Some solicitors allow 30 minutes free consultation. You would need to phone around to find one who does this. I have used this free service myself.
Best of luck

BradfordLass72 Mon 06-May-19 03:38:10

If you take this to its logical conclusion, it seems you will be the pariah for reporting her, depriving her of a living and putting other people in your estate under pressure.

All those who now run businesses are going to be (at the very least) wary of you in case you report them as well.

How would you feel if an English-born person with 6 lively children moved in beside you. How would you control that sort of noise in summer?

CocoPops Mon 06-May-19 04:40:42

Covenants in House Deeds are there for the benefit of owners and usually benefit neighbouring properties too.
It's a legal matter If you have a convenant and want it upheld you need to see a solicitor and have him/her act on your behalf.

crystaltipps Mon 06-May-19 06:22:15

If your estate has certain regulations you should have, or be able to obtain, a copy of these. We live in a controlled private estate and have a management company and a residents association. Perhaps you should start a residents group? Others may have similar concerns.

BlueBelle Mon 06-May-19 07:12:42

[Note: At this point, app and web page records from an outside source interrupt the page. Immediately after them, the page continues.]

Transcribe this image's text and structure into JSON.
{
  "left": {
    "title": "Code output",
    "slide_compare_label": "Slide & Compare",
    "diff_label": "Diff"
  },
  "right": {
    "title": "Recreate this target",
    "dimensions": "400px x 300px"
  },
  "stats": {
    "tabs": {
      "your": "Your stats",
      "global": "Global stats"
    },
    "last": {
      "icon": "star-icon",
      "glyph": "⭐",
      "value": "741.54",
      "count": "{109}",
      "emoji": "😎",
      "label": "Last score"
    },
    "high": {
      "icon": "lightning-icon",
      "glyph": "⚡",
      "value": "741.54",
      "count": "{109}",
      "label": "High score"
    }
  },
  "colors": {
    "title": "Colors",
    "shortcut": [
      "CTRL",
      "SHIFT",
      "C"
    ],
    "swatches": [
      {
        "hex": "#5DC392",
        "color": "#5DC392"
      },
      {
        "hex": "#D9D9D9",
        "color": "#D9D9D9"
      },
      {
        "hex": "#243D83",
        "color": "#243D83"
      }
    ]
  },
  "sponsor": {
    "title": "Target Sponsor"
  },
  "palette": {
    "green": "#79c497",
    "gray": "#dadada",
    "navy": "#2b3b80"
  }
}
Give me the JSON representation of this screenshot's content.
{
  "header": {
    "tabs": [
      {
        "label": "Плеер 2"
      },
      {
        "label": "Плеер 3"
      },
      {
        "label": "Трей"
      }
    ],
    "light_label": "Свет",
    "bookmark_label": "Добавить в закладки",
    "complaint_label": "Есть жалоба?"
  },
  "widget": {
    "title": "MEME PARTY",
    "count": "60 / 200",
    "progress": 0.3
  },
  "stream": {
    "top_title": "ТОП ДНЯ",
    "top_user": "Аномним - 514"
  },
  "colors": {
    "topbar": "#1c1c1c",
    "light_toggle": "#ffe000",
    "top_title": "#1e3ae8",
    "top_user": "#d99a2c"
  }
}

I had (have) eight children living next to me and they are English 😊I think unless you live in your own grounds in a detached house you may never find the perfect neighbour
It is difficult for you but personally I would not report her unless you are going to report all the business on your little esrate Make a friend of her, enjoy hearing the kids play and be thankful it's not a brothel or drug house, which happened to my friend she went from lovely neighbours to having people banging on the door morning, noon and night and very unsavoury characters hanging around
Personally I wouldn’t think she’s breaking the law by being a childminder if she’s approved and inspected
I do understand how you feel but is it really that bad that you can’t sit outside if very young kids are playing next door.
I m a bit of a stickler for rules but there does have to be give and take too

Sara65 Mon 06-May-19 07:36:30

It could be a whole lot worse, if it’s only the children you object to, surely they aren’t there at weekends, and are gone by early evening, and I doubt they are outside all day.

We’ve all had children, presumably have grandchildren, I don’t know why so many people are grumpy about having children around

Grammaretto Mon 06-May-19 08:04:14

It's all been said but your dilemma reminded me of when the Manse next door (vicarage in England) was sold to a very large and boisterous family who set out to make changes. They had big parties outside into the early hours and invited us but we had young DC who needed to sleep.
They wanted to put in new windows and build extensions. He was a builder but when they didn't get planning permission they sold the house. Phew! Now it's home to people with special needs and their carers who are all very considerate.

How about you apply to the planning dept for change of use for your house to an old peoples home just to test the process? grin

Dinahmo Mon 06-May-19 17:51:16

For several years it has been possible to check on planning applications - whether made/approved/turned down. Taht might be a good place to start.

Dinahmo Mon 06-May-19 18:35:58

For several years it has been possible to check on planning applications - whether made/approved/turned down. That might be a good place to start.